**Provided data**.
++++++++
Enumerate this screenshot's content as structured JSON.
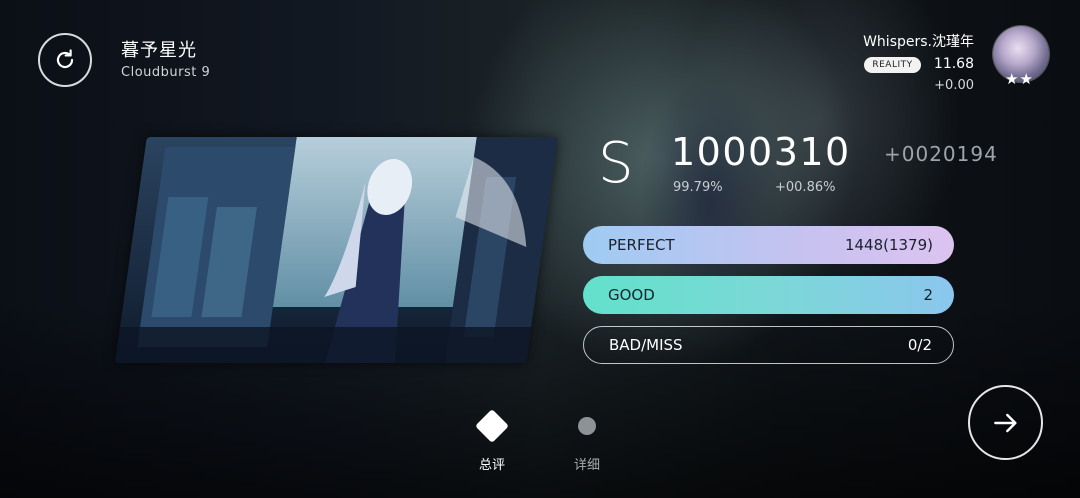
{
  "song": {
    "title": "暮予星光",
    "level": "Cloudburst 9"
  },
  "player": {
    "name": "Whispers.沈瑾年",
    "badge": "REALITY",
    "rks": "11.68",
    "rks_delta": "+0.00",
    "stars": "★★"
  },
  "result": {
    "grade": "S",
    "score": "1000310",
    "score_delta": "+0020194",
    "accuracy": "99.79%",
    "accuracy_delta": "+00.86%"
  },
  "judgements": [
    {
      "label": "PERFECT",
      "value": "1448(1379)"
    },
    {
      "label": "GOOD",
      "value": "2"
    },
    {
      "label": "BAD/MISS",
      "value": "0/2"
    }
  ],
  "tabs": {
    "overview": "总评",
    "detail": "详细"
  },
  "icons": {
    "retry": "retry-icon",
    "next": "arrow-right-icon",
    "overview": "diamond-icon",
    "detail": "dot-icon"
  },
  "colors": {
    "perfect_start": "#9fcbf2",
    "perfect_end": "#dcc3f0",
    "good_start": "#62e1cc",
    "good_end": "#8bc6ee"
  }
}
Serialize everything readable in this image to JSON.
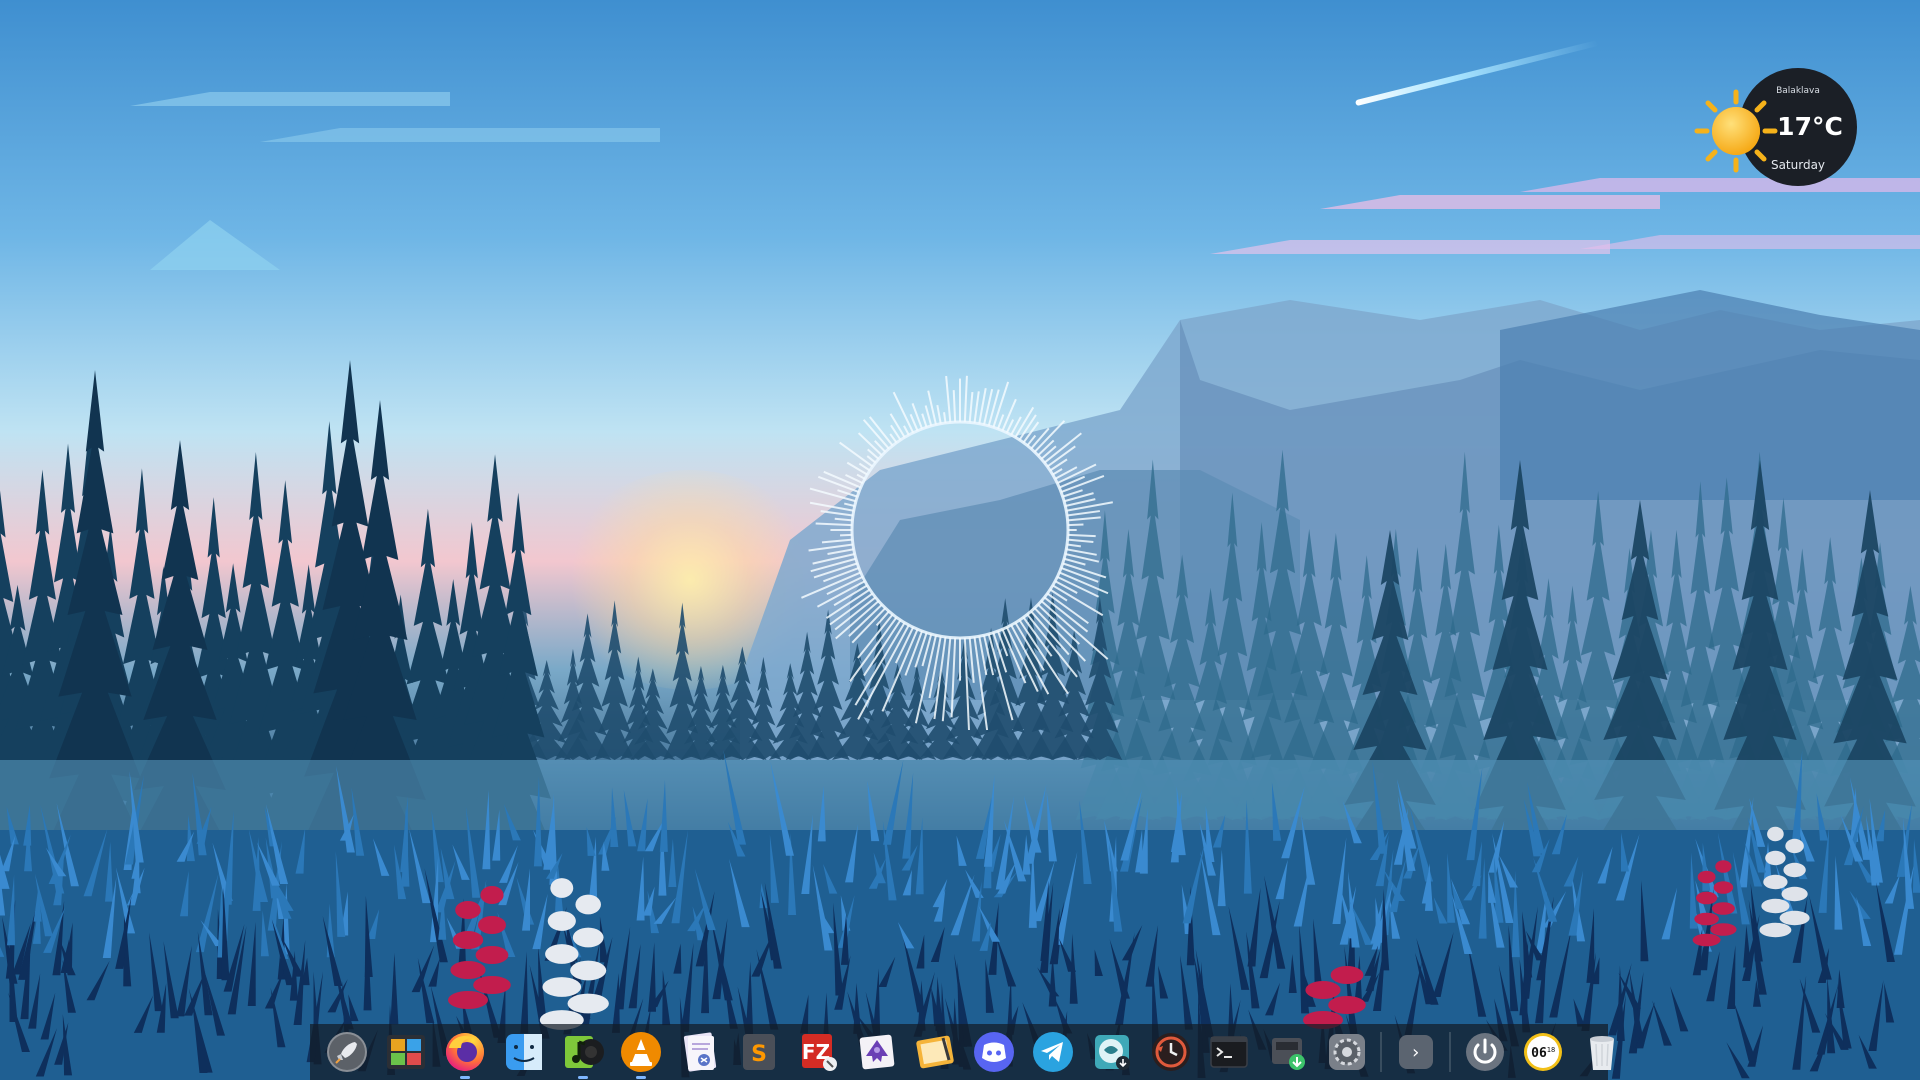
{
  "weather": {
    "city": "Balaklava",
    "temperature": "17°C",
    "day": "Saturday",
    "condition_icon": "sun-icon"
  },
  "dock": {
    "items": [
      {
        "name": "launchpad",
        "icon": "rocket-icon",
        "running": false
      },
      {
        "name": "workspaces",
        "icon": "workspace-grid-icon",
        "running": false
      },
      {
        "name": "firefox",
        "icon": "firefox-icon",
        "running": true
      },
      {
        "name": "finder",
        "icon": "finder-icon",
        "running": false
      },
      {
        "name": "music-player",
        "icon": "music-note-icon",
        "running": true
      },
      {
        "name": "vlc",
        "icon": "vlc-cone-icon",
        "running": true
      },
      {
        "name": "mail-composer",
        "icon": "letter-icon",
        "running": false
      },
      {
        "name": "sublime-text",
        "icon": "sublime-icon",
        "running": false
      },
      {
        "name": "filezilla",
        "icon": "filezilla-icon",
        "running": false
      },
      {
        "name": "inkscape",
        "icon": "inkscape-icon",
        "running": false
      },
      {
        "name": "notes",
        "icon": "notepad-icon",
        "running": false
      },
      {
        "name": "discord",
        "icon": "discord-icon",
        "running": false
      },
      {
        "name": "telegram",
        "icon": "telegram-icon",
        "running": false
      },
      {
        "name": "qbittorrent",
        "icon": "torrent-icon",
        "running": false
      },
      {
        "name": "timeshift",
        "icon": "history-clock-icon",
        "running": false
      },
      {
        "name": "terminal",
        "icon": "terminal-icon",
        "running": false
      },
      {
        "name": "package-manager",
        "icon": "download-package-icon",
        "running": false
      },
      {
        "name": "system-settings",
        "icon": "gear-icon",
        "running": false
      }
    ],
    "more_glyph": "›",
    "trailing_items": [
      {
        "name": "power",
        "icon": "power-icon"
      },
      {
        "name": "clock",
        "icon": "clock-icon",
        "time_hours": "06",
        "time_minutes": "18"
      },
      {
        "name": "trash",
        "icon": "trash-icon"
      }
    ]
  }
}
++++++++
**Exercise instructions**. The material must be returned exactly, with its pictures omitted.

**Response**.
Enumerate this screenshot's content as structured JSON.
{
  "song": {
    "title": "暮予星光",
    "level": "Cloudburst 9"
  },
  "player": {
    "name": "Whispers.沈瑾年",
    "badge": "REALITY",
    "rks": "11.68",
    "rks_delta": "+0.00",
    "stars": "★★"
  },
  "result": {
    "grade": "S",
    "score": "1000310",
    "score_delta": "+0020194",
    "accuracy": "99.79%",
    "accuracy_delta": "+00.86%"
  },
  "judgements": [
    {
      "label": "PERFECT",
      "value": "1448(1379)"
    },
    {
      "label": "GOOD",
      "value": "2"
    },
    {
      "label": "BAD/MISS",
      "value": "0/2"
    }
  ],
  "tabs": {
    "overview": "总评",
    "detail": "详细"
  },
  "icons": {
    "retry": "retry-icon",
    "next": "arrow-right-icon",
    "overview": "diamond-icon",
    "detail": "dot-icon"
  },
  "colors": {
    "perfect_start": "#9fcbf2",
    "perfect_end": "#dcc3f0",
    "good_start": "#62e1cc",
    "good_end": "#8bc6ee"
  }
}
Serialize everything readable in this image to JSON.
{
  "weather": {
    "city": "Balaklava",
    "temperature": "17°C",
    "day": "Saturday",
    "condition_icon": "sun-icon"
  },
  "dock": {
    "items": [
      {
        "name": "launchpad",
        "icon": "rocket-icon",
        "running": false
      },
      {
        "name": "workspaces",
        "icon": "workspace-grid-icon",
        "running": false
      },
      {
        "name": "firefox",
        "icon": "firefox-icon",
        "running": true
      },
      {
        "name": "finder",
        "icon": "finder-icon",
        "running": false
      },
      {
        "name": "music-player",
        "icon": "music-note-icon",
        "running": true
      },
      {
        "name": "vlc",
        "icon": "vlc-cone-icon",
        "running": true
      },
      {
        "name": "mail-composer",
        "icon": "letter-icon",
        "running": false
      },
      {
        "name": "sublime-text",
        "icon": "sublime-icon",
        "running": false
      },
      {
        "name": "filezilla",
        "icon": "filezilla-icon",
        "running": false
      },
      {
        "name": "inkscape",
        "icon": "inkscape-icon",
        "running": false
      },
      {
        "name": "notes",
        "icon": "notepad-icon",
        "running": false
      },
      {
        "name": "discord",
        "icon": "discord-icon",
        "running": false
      },
      {
        "name": "telegram",
        "icon": "telegram-icon",
        "running": false
      },
      {
        "name": "qbittorrent",
        "icon": "torrent-icon",
        "running": false
      },
      {
        "name": "timeshift",
        "icon": "history-clock-icon",
        "running": false
      },
      {
        "name": "terminal",
        "icon": "terminal-icon",
        "running": false
      },
      {
        "name": "package-manager",
        "icon": "download-package-icon",
        "running": false
      },
      {
        "name": "system-settings",
        "icon": "gear-icon",
        "running": false
      }
    ],
    "more_glyph": "›",
    "trailing_items": [
      {
        "name": "power",
        "icon": "power-icon"
      },
      {
        "name": "clock",
        "icon": "clock-icon",
        "time_hours": "06",
        "time_minutes": "18"
      },
      {
        "name": "trash",
        "icon": "trash-icon"
      }
    ]
  }
}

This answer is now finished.